Data extracts:
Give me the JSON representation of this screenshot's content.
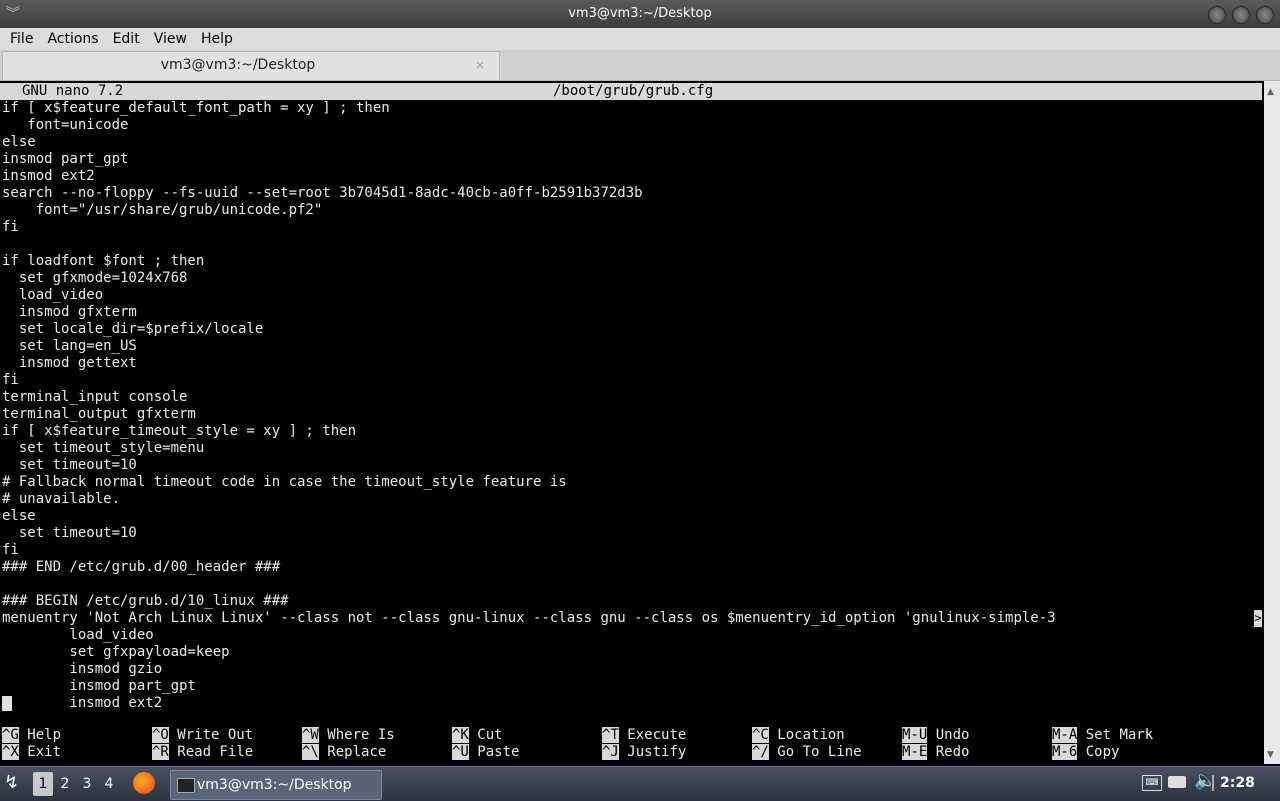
{
  "window": {
    "title": "vm3@vm3:~/Desktop"
  },
  "menubar": {
    "items": [
      "File",
      "Actions",
      "Edit",
      "View",
      "Help"
    ]
  },
  "tab": {
    "label": "vm3@vm3:~/Desktop",
    "close": "×"
  },
  "nano": {
    "version": "GNU nano 7.2",
    "filename": "/boot/grub/grub.cfg",
    "lines": [
      "if [ x$feature_default_font_path = xy ] ; then",
      "   font=unicode",
      "else",
      "insmod part_gpt",
      "insmod ext2",
      "search --no-floppy --fs-uuid --set=root 3b7045d1-8adc-40cb-a0ff-b2591b372d3b",
      "    font=\"/usr/share/grub/unicode.pf2\"",
      "fi",
      "",
      "if loadfont $font ; then",
      "  set gfxmode=1024x768",
      "  load_video",
      "  insmod gfxterm",
      "  set locale_dir=$prefix/locale",
      "  set lang=en_US",
      "  insmod gettext",
      "fi",
      "terminal_input console",
      "terminal_output gfxterm",
      "if [ x$feature_timeout_style = xy ] ; then",
      "  set timeout_style=menu",
      "  set timeout=10",
      "# Fallback normal timeout code in case the timeout_style feature is",
      "# unavailable.",
      "else",
      "  set timeout=10",
      "fi",
      "### END /etc/grub.d/00_header ###",
      "",
      "### BEGIN /etc/grub.d/10_linux ###",
      "menuentry 'Not Arch Linux Linux' --class not --class gnu-linux --class gnu --class os $menuentry_id_option 'gnulinux-simple-3",
      "        load_video",
      "        set gfxpayload=keep",
      "        insmod gzio",
      "        insmod part_gpt",
      "        insmod ext2"
    ],
    "overflow_marker": ">",
    "shortcuts": [
      {
        "key": "^G",
        "label": "Help"
      },
      {
        "key": "^X",
        "label": "Exit"
      },
      {
        "key": "^O",
        "label": "Write Out"
      },
      {
        "key": "^R",
        "label": "Read File"
      },
      {
        "key": "^W",
        "label": "Where Is"
      },
      {
        "key": "^\\",
        "label": "Replace"
      },
      {
        "key": "^K",
        "label": "Cut"
      },
      {
        "key": "^U",
        "label": "Paste"
      },
      {
        "key": "^T",
        "label": "Execute"
      },
      {
        "key": "^J",
        "label": "Justify"
      },
      {
        "key": "^C",
        "label": "Location"
      },
      {
        "key": "^/",
        "label": "Go To Line"
      },
      {
        "key": "M-U",
        "label": "Undo"
      },
      {
        "key": "M-E",
        "label": "Redo"
      },
      {
        "key": "M-A",
        "label": "Set Mark"
      },
      {
        "key": "M-6",
        "label": "Copy"
      }
    ]
  },
  "taskbar": {
    "desktops": [
      "1",
      "2",
      "3",
      "4"
    ],
    "active_desktop": "1",
    "task_label": "vm3@vm3:~/Desktop",
    "clock": "2:28"
  }
}
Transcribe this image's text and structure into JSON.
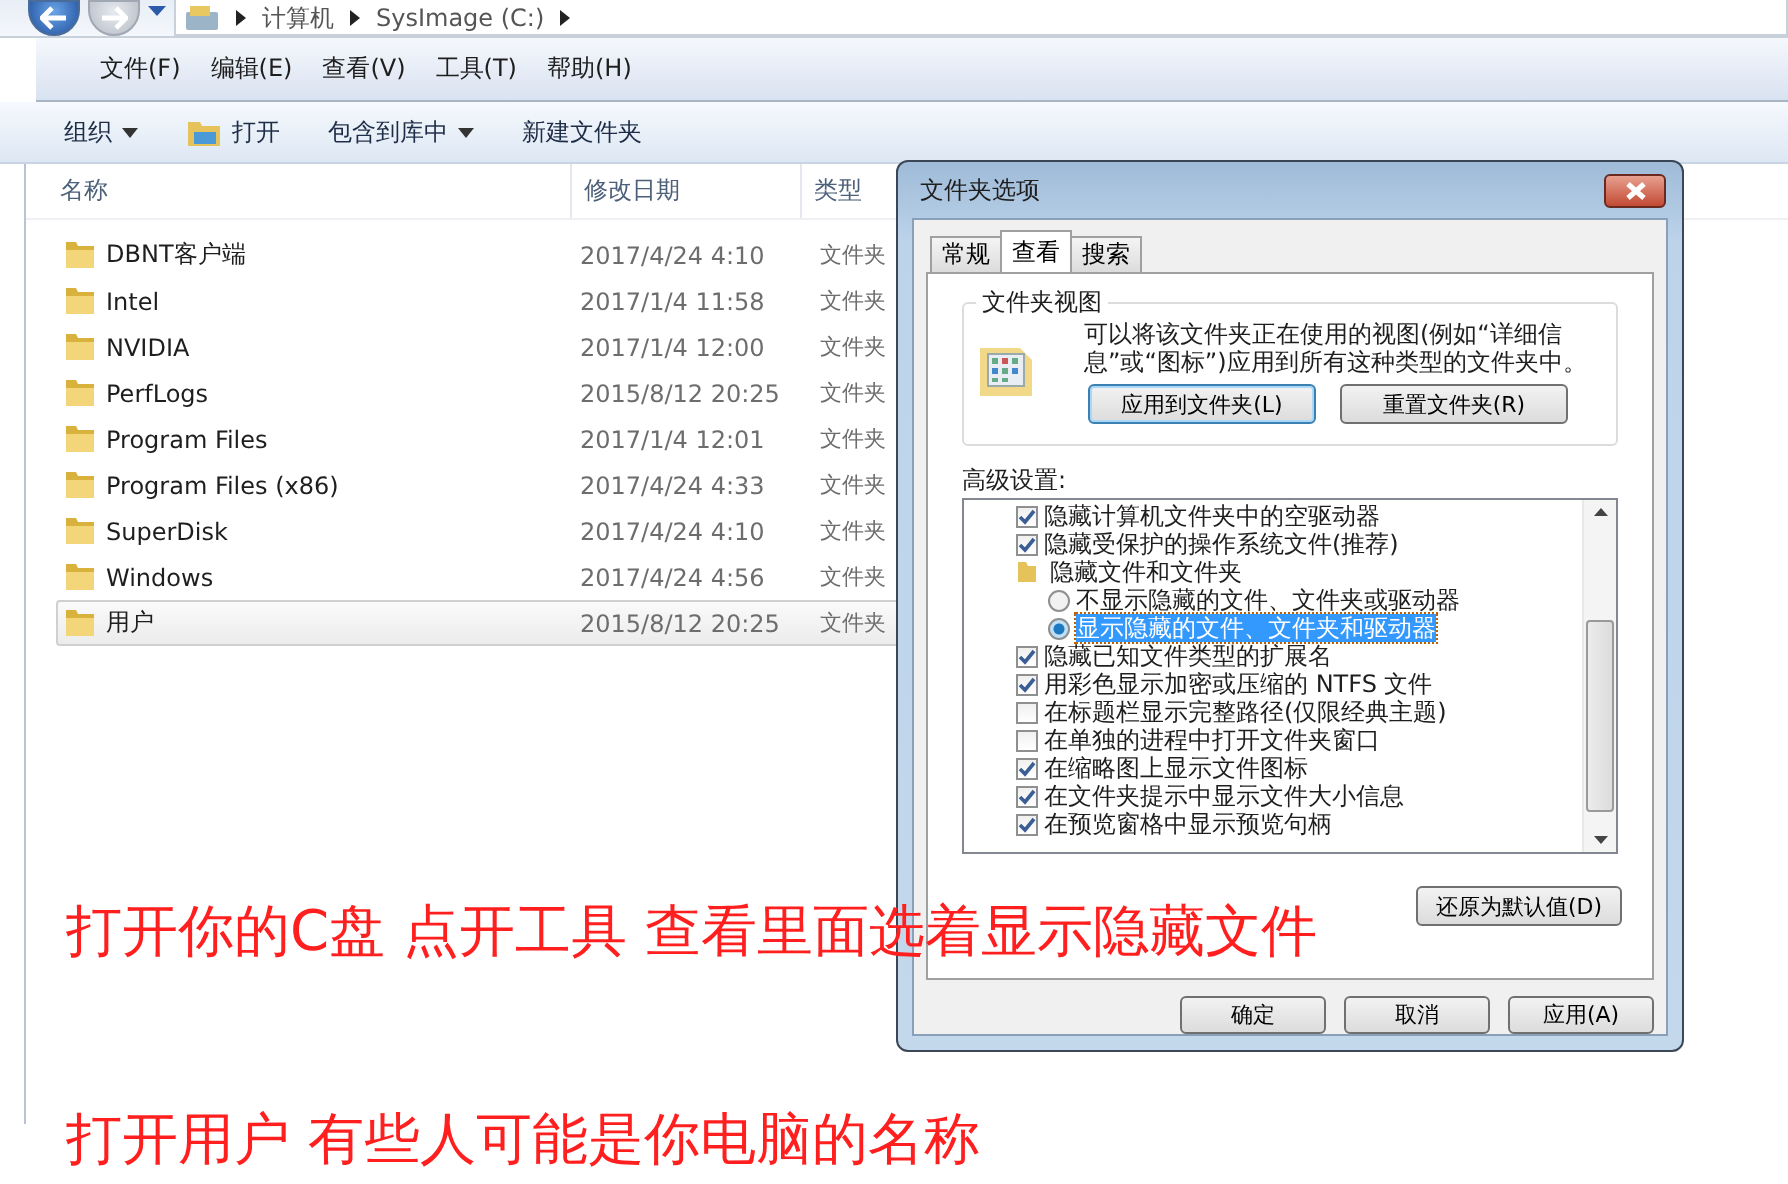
{
  "address_bar": {
    "path": [
      "计算机",
      "SysImage (C:)"
    ]
  },
  "menu": [
    "文件(F)",
    "编辑(E)",
    "查看(V)",
    "工具(T)",
    "帮助(H)"
  ],
  "toolbar": [
    {
      "label": "组织",
      "kind": "dropdown"
    },
    {
      "label": "打开",
      "kind": "open"
    },
    {
      "label": "包含到库中",
      "kind": "dropdown"
    },
    {
      "label": "新建文件夹",
      "kind": "plain"
    }
  ],
  "columns": [
    "名称",
    "修改日期",
    "类型"
  ],
  "files": [
    {
      "name": "DBNT客户端",
      "modified": "2017/4/24 4:10",
      "type": "文件夹",
      "selected": false
    },
    {
      "name": "Intel",
      "modified": "2017/1/4 11:58",
      "type": "文件夹",
      "selected": false
    },
    {
      "name": "NVIDIA",
      "modified": "2017/1/4 12:00",
      "type": "文件夹",
      "selected": false
    },
    {
      "name": "PerfLogs",
      "modified": "2015/8/12 20:25",
      "type": "文件夹",
      "selected": false
    },
    {
      "name": "Program Files",
      "modified": "2017/1/4 12:01",
      "type": "文件夹",
      "selected": false
    },
    {
      "name": "Program Files (x86)",
      "modified": "2017/4/24 4:33",
      "type": "文件夹",
      "selected": false
    },
    {
      "name": "SuperDisk",
      "modified": "2017/4/24 4:10",
      "type": "文件夹",
      "selected": false
    },
    {
      "name": "Windows",
      "modified": "2017/4/24 4:56",
      "type": "文件夹",
      "selected": false
    },
    {
      "name": "用户",
      "modified": "2015/8/12 20:25",
      "type": "文件夹",
      "selected": true
    }
  ],
  "dialog": {
    "title": "文件夹选项",
    "tabs": [
      {
        "label": "常规",
        "selected": false
      },
      {
        "label": "查看",
        "selected": true
      },
      {
        "label": "搜索",
        "selected": false
      }
    ],
    "folder_views": {
      "title": "文件夹视图",
      "description": "可以将该文件夹正在使用的视图(例如“详细信息”或“图标”)应用到所有这种类型的文件夹中。",
      "buttons": [
        {
          "label": "应用到文件夹(L)",
          "focused": true
        },
        {
          "label": "重置文件夹(R)",
          "focused": false
        }
      ]
    },
    "advanced": {
      "label": "高级设置:",
      "items": [
        {
          "kind": "checkbox",
          "label": "隐藏计算机文件夹中的空驱动器",
          "checked": true
        },
        {
          "kind": "checkbox",
          "label": "隐藏受保护的操作系统文件(推荐)",
          "checked": true
        },
        {
          "kind": "folder",
          "label": "隐藏文件和文件夹",
          "children": [
            {
              "kind": "radio",
              "label": "不显示隐藏的文件、文件夹或驱动器",
              "selected": false
            },
            {
              "kind": "radio",
              "label": "显示隐藏的文件、文件夹和驱动器",
              "selected": true
            }
          ]
        },
        {
          "kind": "checkbox",
          "label": "隐藏已知文件类型的扩展名",
          "checked": true
        },
        {
          "kind": "checkbox",
          "label": "用彩色显示加密或压缩的 NTFS 文件",
          "checked": true
        },
        {
          "kind": "checkbox",
          "label": "在标题栏显示完整路径(仅限经典主题)",
          "checked": false
        },
        {
          "kind": "checkbox",
          "label": "在单独的进程中打开文件夹窗口",
          "checked": false
        },
        {
          "kind": "checkbox",
          "label": "在缩略图上显示文件图标",
          "checked": true
        },
        {
          "kind": "checkbox",
          "label": "在文件夹提示中显示文件大小信息",
          "checked": true
        },
        {
          "kind": "checkbox",
          "label": "在预览窗格中显示预览句柄",
          "checked": true
        }
      ],
      "restore_button": "还原为默认值(D)"
    },
    "buttons": [
      "确定",
      "取消",
      "应用(A)"
    ]
  },
  "annotations": [
    "打开你的C盘 点开工具 查看里面选着显示隐藏文件",
    "打开用户 有些人可能是你电脑的名称"
  ]
}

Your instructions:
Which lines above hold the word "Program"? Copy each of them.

Answer space:
      "name": "Program Files",
      "name": "Program Files (x86)",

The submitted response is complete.